*Your assignment*.
Find the lines of data that contain the string "this", then list them.

(Component data from apps and pages)
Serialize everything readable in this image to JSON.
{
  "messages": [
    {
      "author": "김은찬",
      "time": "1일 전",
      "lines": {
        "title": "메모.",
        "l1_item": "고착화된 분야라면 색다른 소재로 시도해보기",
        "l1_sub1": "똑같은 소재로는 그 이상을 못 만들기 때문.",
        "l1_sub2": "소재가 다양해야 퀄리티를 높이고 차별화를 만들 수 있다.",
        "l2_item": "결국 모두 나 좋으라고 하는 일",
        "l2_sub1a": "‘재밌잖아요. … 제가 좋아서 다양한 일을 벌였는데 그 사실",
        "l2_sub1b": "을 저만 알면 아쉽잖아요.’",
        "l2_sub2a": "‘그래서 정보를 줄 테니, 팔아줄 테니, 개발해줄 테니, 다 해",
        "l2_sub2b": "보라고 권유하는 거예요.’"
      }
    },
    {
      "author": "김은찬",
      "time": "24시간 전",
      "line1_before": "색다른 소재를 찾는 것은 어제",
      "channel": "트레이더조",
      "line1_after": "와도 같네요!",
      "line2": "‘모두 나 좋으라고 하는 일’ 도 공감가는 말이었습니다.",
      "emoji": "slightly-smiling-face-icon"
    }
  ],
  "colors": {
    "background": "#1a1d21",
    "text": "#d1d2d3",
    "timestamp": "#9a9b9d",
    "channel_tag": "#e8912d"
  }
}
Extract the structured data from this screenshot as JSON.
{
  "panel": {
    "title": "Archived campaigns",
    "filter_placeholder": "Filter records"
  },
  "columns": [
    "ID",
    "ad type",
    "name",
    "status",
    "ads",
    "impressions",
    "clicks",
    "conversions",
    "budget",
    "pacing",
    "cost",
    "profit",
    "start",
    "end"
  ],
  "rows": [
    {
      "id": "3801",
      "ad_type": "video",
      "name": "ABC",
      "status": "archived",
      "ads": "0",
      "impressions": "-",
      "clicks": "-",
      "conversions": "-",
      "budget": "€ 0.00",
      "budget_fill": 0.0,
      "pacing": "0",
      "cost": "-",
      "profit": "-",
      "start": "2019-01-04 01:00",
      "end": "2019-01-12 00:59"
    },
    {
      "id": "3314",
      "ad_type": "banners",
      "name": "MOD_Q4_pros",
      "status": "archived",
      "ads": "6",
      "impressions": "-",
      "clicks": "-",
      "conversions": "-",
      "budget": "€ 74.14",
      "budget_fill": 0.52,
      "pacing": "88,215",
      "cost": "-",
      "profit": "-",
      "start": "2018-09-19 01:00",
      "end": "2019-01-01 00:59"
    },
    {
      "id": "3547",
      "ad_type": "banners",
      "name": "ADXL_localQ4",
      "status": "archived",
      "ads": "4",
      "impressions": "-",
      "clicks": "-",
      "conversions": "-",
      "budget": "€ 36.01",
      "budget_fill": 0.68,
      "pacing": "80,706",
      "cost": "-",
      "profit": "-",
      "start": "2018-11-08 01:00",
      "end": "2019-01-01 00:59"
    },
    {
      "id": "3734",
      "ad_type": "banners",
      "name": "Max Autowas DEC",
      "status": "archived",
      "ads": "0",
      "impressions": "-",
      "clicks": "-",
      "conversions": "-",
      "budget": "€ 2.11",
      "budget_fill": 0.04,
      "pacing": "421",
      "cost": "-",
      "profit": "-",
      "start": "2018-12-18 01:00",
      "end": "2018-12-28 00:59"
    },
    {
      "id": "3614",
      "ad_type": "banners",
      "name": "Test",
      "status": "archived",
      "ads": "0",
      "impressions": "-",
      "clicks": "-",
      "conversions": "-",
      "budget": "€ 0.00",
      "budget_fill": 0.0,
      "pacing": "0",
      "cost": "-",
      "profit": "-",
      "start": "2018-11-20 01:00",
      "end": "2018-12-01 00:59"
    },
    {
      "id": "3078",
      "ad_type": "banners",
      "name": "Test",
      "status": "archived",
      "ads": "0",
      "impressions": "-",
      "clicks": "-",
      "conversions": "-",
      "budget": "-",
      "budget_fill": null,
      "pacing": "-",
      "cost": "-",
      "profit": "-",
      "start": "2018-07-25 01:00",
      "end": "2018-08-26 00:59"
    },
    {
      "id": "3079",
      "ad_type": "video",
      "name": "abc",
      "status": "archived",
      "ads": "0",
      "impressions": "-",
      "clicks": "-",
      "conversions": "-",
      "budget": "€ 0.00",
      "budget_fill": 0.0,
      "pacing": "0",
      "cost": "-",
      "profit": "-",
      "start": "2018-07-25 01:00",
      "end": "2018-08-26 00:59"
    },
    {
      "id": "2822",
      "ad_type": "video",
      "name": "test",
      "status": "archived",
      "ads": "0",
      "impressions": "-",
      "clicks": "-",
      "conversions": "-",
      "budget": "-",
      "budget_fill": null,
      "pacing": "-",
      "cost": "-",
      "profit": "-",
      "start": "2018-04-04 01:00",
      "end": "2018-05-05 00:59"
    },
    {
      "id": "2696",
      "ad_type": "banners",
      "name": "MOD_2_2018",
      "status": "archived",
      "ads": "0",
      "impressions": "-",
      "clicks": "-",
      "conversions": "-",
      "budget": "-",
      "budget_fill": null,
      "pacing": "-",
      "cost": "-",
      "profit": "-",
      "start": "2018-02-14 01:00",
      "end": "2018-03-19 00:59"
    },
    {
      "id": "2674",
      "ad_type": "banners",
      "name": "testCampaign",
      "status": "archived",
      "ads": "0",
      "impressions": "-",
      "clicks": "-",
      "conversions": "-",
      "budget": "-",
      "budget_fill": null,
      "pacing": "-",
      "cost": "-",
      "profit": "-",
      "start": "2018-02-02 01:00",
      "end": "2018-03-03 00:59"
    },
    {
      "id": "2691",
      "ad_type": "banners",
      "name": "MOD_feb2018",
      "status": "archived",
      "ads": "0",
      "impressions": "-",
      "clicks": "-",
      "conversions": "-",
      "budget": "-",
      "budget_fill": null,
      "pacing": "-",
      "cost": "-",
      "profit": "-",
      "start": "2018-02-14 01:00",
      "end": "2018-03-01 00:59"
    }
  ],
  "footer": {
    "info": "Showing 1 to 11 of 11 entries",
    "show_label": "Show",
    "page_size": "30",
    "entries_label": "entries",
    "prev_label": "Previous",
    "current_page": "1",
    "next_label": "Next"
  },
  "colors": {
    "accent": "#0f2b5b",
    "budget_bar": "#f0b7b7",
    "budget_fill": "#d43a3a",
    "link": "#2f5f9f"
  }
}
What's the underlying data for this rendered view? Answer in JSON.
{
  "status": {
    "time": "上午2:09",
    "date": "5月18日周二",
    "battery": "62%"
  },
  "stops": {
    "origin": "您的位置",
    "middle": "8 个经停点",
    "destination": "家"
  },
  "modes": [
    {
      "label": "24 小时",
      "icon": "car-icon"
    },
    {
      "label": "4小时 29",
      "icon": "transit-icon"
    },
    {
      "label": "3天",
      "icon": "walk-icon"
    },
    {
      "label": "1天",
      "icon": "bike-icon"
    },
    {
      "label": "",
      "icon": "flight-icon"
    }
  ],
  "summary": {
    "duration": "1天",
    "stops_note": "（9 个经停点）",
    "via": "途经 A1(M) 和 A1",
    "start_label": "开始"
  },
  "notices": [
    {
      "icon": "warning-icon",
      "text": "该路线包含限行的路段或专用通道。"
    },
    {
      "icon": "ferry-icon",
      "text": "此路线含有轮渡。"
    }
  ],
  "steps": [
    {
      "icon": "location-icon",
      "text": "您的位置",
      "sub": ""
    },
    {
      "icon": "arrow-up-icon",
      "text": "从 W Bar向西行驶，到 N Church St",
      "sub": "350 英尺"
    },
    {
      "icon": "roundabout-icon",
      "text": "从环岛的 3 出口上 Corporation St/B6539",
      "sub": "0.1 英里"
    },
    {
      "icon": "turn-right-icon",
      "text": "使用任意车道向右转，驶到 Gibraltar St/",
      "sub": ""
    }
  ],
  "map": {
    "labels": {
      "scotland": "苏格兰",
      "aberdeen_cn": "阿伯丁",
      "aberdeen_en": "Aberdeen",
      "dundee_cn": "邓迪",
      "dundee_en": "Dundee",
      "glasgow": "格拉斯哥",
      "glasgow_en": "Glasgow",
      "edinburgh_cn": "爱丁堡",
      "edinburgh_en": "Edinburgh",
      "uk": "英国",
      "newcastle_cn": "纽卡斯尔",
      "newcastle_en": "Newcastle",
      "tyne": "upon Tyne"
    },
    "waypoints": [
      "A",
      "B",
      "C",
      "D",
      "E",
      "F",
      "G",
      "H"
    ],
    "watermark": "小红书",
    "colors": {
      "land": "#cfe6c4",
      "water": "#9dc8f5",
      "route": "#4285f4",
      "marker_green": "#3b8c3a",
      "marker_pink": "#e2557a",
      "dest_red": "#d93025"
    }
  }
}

*The answer*.
Serialize everything readable in this image to JSON.
Extract the structured data from this screenshot as JSON.
What's the underlying data for this rendered view? Answer in JSON.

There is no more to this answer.